The payroll landscape is becoming increasingly complex. Over the last few years, global companies have cited determining tax withholding obligations, reporting taxable compensation to local agencies, and year-end processing procedures as their top payroll challenges.
Today, the pandemic has amplified existing challenges and introduced new ones. As workforces around the world rapidly moved to different work arrangements, organisations needed to ensure their people were paid accurately, on time, and in line with rapidly changing local or regional initiatives. Prior to COVID-19, companies were less than prepared with only 39% using cloud-based technologies for payroll functions.
As well, the regulatory landscape has been changing in various regions as the pandemic lingers, making it difficult for organisations to remain compliant and participate in the relief programs that are available. Poor economic conditions have also been putting prolonged financial stress on the workforce. The crisis has forced organisations worldwide to reevaluate their current approach to global payroll and consider moving away from antiquated processes and systems.
Many companies address each country’s payroll individually. Over time, this approach results in a fragmented payroll landscape with multiple technologies, external vendors, and internal teams delivering widely varied services and experiences in different countries.
With little standardisation, efficiency suffers, and costs start creeping up. Leadership struggles to understand, compare, and improve key metrics. Deteriorating visibility into payroll operations heightens the risk of non-compliance with external regulatory requirements and internal policies. As well, threats to the continuity of business operations – such as a health crisis – can impact different regions as payroll teams work remotely or become ill. Employee experience, in turn, can take a hit.
Times of crisis are when a single, cloud-based approach to global payroll or multi-country payroll becomes attractive. A global payroll operation enables companies to standardise and centralise common payroll processes at the global level while providing flexibility to manage country-specific requirements at the local level.
Typically, a robust global payroll strategy provides companies with the following benefits:
Pay and time in a single system: If payroll isn’t done correctly or on time, employees can lose confidence in their employers’ ability to pay them. Consolidating payroll and time and attendance in a single system can help employers gain access to a unified source of data to improve pay accuracy. Getting real-time payroll data and validation of hours employees have worked can also help payroll teams reduce the amount of time they spend reconciling errors from batch processing.
A single system for payroll and time tracking can also elevate the pay experience for the employees as they’re paid accurately and on time no matter where they’re working from. Mobile, self-serve technology can provide employees with greater access to view their current and past earning statements at any time so they can better manage their personal finances. This shows the level of investment the company is making in addressing the needs of their people, which can contribute to better retention and engagement.
Lower risk exposure: A single solution for global payroll can help you stay on top of changing legislation in multiple regions and avoid costly fines and penalties. Employers can review and validate multi-currency payroll so employees get paid in the right amount for the region they’re working out of.
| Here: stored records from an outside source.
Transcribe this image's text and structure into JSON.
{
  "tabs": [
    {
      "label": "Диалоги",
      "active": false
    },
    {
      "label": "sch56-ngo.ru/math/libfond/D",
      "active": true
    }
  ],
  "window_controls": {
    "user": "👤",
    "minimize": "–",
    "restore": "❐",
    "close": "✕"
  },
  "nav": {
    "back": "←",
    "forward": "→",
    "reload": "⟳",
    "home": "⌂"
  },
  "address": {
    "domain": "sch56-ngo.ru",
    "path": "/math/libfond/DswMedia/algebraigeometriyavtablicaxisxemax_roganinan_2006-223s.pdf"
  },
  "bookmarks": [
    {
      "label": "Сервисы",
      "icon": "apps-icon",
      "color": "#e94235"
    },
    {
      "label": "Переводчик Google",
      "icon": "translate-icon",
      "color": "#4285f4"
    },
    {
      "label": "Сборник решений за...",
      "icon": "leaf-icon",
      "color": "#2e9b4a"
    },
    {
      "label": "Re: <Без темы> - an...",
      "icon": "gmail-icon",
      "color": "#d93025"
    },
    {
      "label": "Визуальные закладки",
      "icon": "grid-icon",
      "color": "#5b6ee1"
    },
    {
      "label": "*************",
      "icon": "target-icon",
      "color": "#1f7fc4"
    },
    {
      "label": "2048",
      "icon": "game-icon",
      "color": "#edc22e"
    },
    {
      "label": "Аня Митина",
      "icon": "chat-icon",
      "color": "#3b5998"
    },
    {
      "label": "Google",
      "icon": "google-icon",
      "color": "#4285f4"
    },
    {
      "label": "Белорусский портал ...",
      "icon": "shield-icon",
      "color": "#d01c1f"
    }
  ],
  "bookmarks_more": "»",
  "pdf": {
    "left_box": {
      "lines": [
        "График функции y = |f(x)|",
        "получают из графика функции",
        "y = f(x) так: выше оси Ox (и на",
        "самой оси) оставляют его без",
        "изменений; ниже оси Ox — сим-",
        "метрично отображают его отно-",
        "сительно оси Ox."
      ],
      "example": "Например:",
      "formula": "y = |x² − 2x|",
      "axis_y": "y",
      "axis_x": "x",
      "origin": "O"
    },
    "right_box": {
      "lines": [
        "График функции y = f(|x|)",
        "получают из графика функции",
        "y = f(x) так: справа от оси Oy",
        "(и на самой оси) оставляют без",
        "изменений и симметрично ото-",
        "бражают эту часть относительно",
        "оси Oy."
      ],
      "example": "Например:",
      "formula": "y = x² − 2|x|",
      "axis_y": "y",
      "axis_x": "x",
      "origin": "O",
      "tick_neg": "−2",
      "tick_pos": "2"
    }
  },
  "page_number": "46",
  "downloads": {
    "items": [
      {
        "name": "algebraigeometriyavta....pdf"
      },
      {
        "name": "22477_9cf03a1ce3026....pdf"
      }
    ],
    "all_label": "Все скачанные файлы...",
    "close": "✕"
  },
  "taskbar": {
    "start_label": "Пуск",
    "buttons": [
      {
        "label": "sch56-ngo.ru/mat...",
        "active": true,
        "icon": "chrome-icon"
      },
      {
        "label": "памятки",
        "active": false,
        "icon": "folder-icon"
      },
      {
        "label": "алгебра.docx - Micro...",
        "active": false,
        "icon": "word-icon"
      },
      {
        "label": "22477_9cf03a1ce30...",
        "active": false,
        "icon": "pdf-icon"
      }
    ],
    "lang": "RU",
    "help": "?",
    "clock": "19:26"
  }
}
As well, it can help lessen reliance on hard-to-understand customised processes at the country level. For instance, a unified global payroll platform can help companies conduct global audits that help administrators identify and resolve issues proactively.
Improved efficiency and cost control: A global payroll strategy generally helps companies move away from expensive customisations, consolidate interfaces and vendors, and leverage economies of scale, therefore resulting in lower overall costs.
Companies can further control costs by exploring outsourcing services. If a company chooses to run payroll in any country in-house, they must have the expertise and technology to manage the entire process themselves, which can translate to a notable investment even for countries with relatively low employee populations.
Better reporting: Deloitte’s Payroll Benchmarking Survey found that many organisations do not have complete visibility into their global payroll operations, but are looking to gain a better understanding of holistic operations. A global payroll platform can provide companies consolidated reporting that reveals insights at local and regional as well as global levels. With the unified platform acting as the single source of truth, reporting becomes easier and more seamless. Leaders can track and compare key metrics such as payroll accuracy and timeliness, either globally or by country/region, to inform key decisions on payroll operations, workforce composition, etc.
Enhanced employee experience: Prior to the pandemic, organisations were beginning to view payroll as a more integral component of the overall employee value proposition. A unified global payroll platform makes it easier for innovations on self-service, mobility, helpdesk support, etc. to reach employees in all countries. It helps offer employees consistent service standards across the world while also providing them with a localised user interface that reflects local norms in terms of time, currency, language etc. Organisations can leverage a single solution that allows for customisation and fulfillment of geography-specific HR requirements. As well, a robust global payroll strategy enhances the employee experience by ensuring the entire workforce is paid accurately and on time, regardless of where they’re located.
In this new reality, organisations need to approach payroll differently to make smarter business decisions. Leading global organisations are turning to more reliable global partners with innovative technologies to help them adjust to the growing number of complexities, lack of resources, and ever-evolving legislative changes.
Jessica is Director, Global Strategy at Ceridian and has extensive experience in the Technology and Human Capital Management space having spent over a decade partnering with executives from global organizations to help reimagine the future of work while managing employees from hire to retire. Jessica’s professional experience spans global technology, finance, and professional services sectors.View Collection